An Oregon lawyer has released 15,000 pages of the so-called "perversion files," documents that recount child abuse within the Boy Scouts, reports the Seattle Times. "The stories in those files are real little boys and real stories of abuse," says attorney Kelly Clark, who opened a searchable database that includes the names of 1,250 accused Scout volunteers, as well as a brief description of their cases. It can be accessed here (but expect delays, at least today). He hopes that the database, which covers cases between 1965 and 1985, will help some victims discover if their abuser was caught. Clark himself sees lessons, and patterns: "If you see the same thing happening year in, year out, you can't just sit there and make a list. If your program isn't working, you make changes."

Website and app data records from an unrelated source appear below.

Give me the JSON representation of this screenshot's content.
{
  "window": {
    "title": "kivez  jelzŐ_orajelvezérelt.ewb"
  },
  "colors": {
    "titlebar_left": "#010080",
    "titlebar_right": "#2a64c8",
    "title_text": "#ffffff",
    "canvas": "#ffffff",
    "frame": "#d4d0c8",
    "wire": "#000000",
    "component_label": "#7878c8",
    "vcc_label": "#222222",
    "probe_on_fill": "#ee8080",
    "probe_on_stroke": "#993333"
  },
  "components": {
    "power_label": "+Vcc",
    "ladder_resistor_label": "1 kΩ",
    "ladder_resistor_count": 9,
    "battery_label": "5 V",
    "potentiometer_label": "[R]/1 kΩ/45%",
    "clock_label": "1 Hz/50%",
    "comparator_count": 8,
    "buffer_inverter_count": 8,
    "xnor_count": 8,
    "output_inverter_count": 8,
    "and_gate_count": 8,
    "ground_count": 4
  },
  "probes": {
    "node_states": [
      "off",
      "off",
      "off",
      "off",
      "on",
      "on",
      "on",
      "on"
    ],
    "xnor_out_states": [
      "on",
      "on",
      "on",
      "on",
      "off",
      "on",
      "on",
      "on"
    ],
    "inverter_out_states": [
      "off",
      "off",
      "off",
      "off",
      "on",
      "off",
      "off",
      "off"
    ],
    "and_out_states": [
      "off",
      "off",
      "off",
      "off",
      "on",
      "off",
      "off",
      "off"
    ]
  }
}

Two other lawyers in the state were set to make public their own files as well. Updated files from recent years are still sealed, but courts in other states are fighting to make those public soon. Clark's files illuminate a different era, before strict protocol on the reporting of sexual abuse had been developed within the Scouts. "They held their nose, closed their eyes, and made these guys go away—sometimes reporting to police, sometimes not, sometimes telling the parents, sometimes not," said one journalist who has reviewed the files. Click to read the full Times piece, which outlines some of the disturbing cases. (Read more Boy Scouts of America stories.)